- **What you should do**:
Set the data down again so that every line matches exactly.

- **Records for the exercise**:

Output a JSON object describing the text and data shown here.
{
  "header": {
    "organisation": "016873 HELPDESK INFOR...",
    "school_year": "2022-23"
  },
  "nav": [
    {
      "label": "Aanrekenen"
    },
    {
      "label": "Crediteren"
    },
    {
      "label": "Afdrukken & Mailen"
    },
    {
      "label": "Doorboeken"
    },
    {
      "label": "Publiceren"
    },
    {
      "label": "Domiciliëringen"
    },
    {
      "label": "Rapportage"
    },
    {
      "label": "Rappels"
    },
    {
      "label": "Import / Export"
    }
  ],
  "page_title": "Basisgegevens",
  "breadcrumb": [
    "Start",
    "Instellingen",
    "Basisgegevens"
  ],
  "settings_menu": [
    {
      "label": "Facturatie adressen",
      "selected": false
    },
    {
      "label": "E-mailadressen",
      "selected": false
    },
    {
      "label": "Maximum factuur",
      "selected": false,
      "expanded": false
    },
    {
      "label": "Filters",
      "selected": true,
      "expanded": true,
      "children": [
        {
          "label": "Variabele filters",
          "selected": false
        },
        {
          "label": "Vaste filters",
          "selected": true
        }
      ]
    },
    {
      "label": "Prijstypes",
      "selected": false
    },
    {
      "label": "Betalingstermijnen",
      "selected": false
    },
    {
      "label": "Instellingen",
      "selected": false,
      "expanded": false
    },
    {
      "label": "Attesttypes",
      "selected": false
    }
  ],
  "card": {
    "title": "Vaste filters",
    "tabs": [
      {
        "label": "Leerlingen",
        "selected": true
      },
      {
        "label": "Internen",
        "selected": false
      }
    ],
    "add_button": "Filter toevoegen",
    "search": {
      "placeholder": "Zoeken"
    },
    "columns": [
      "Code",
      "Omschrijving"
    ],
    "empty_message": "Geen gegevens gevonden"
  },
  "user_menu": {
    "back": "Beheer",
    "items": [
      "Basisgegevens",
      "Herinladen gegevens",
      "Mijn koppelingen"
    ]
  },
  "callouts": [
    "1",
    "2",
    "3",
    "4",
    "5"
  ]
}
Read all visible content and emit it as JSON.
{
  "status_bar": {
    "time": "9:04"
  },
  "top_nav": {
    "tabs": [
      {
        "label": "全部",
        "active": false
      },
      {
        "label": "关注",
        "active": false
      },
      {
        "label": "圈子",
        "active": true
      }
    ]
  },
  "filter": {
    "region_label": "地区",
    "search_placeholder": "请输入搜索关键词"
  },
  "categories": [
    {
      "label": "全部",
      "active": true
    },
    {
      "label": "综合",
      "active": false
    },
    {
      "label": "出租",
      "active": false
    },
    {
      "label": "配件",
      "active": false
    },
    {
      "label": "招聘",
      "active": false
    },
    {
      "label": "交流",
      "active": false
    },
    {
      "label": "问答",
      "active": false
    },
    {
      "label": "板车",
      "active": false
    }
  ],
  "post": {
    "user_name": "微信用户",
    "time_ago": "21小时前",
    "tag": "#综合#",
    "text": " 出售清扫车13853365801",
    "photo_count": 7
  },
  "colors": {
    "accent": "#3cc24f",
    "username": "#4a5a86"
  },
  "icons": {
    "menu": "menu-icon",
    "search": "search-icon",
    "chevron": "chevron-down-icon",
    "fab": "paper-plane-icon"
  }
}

- **Solution for this problem**:
Output a JSON object describing the text and data shown here.
{
  "header": {
    "organisation": "016873 HELPDESK INFOR...",
    "school_year": "2022-23"
  },
  "nav": [
    {
      "label": "Aanrekenen"
    },
    {
      "label": "Crediteren"
    },
    {
      "label": "Afdrukken & Mailen"
    },
    {
      "label": "Doorboeken"
    },
    {
      "label": "Publiceren"
    },
    {
      "label": "Domiciliëringen"
    },
    {
      "label": "Rapportage"
    },
    {
      "label": "Rappels"
    },
    {
      "label": "Import / Export"
    }
  ],
  "page_title": "Basisgegevens",
  "breadcrumb": [
    "Start",
    "Instellingen",
    "Basisgegevens"
  ],
  "settings_menu": [
    {
      "label": "Facturatie adressen",
      "selected": false
    },
    {
      "label": "E-mailadressen",
      "selected": false
    },
    {
      "label": "Maximum factuur",
      "selected": false,
      "expanded": false
    },
    {
      "label": "Filters",
      "selected": true,
      "expanded": true,
      "children": [
        {
          "label": "Variabele filters",
          "selected": false
        },
        {
          "label": "Vaste filters",
          "selected": true
        }
      ]
    },
    {
      "label": "Prijstypes",
      "selected": false
    },
    {
      "label": "Betalingstermijnen",
      "selected": false
    },
    {
      "label": "Instellingen",
      "selected": false,
      "expanded": false
    },
    {
      "label": "Attesttypes",
      "selected": false
    }
  ],
  "card": {
    "title": "Vaste filters",
    "tabs": [
      {
        "label": "Leerlingen",
        "selected": true
      },
      {
        "label": "Internen",
        "selected": false
      }
    ],
    "add_button": "Filter toevoegen",
    "search": {
      "placeholder": "Zoeken"
    },
    "columns": [
      "Code",
      "Omschrijving"
    ],
    "empty_message": "Geen gegevens gevonden"
  },
  "user_menu": {
    "back": "Beheer",
    "items": [
      "Basisgegevens",
      "Herinladen gegevens",
      "Mijn koppelingen"
    ]
  },
  "callouts": [
    "1",
    "2",
    "3",
    "4",
    "5"
  ]
}
Read all visible content and emit it as JSON.
{
  "status_bar": {
    "time": "9:04"
  },
  "top_nav": {
    "tabs": [
      {
        "label": "全部",
        "active": false
      },
      {
        "label": "关注",
        "active": false
      },
      {
        "label": "圈子",
        "active": true
      }
    ]
  },
  "filter": {
    "region_label": "地区",
    "search_placeholder": "请输入搜索关键词"
  },
  "categories": [
    {
      "label": "全部",
      "active": true
    },
    {
      "label": "综合",
      "active": false
    },
    {
      "label": "出租",
      "active": false
    },
    {
      "label": "配件",
      "active": false
    },
    {
      "label": "招聘",
      "active": false
    },
    {
      "label": "交流",
      "active": false
    },
    {
      "label": "问答",
      "active": false
    },
    {
      "label": "板车",
      "active": false
    }
  ],
  "post": {
    "user_name": "微信用户",
    "time_ago": "21小时前",
    "tag": "#综合#",
    "text": " 出售清扫车13853365801",
    "photo_count": 7
  },
  "colors": {
    "accent": "#3cc24f",
    "username": "#4a5a86"
  },
  "icons": {
    "menu": "menu-icon",
    "search": "search-icon",
    "chevron": "chevron-down-icon",
    "fab": "paper-plane-icon"
  }
}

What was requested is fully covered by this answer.